**** Listed records

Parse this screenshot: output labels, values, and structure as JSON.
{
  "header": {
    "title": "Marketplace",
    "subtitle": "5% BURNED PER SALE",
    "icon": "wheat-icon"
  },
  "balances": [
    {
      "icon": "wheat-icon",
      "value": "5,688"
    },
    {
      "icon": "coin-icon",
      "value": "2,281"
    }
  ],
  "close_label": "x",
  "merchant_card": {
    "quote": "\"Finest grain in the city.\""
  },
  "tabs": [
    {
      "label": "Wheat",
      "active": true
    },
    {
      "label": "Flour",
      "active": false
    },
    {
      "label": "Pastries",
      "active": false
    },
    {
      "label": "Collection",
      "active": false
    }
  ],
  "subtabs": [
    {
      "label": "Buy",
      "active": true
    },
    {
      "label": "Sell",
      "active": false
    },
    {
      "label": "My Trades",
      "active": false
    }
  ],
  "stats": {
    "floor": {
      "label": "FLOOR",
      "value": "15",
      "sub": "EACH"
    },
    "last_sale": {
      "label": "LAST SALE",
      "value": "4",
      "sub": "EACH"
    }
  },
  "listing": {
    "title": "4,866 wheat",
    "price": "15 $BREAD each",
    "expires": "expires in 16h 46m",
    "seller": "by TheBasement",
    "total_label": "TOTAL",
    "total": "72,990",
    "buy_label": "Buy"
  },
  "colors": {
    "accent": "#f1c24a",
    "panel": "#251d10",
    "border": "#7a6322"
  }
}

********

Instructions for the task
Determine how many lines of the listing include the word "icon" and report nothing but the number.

Response
3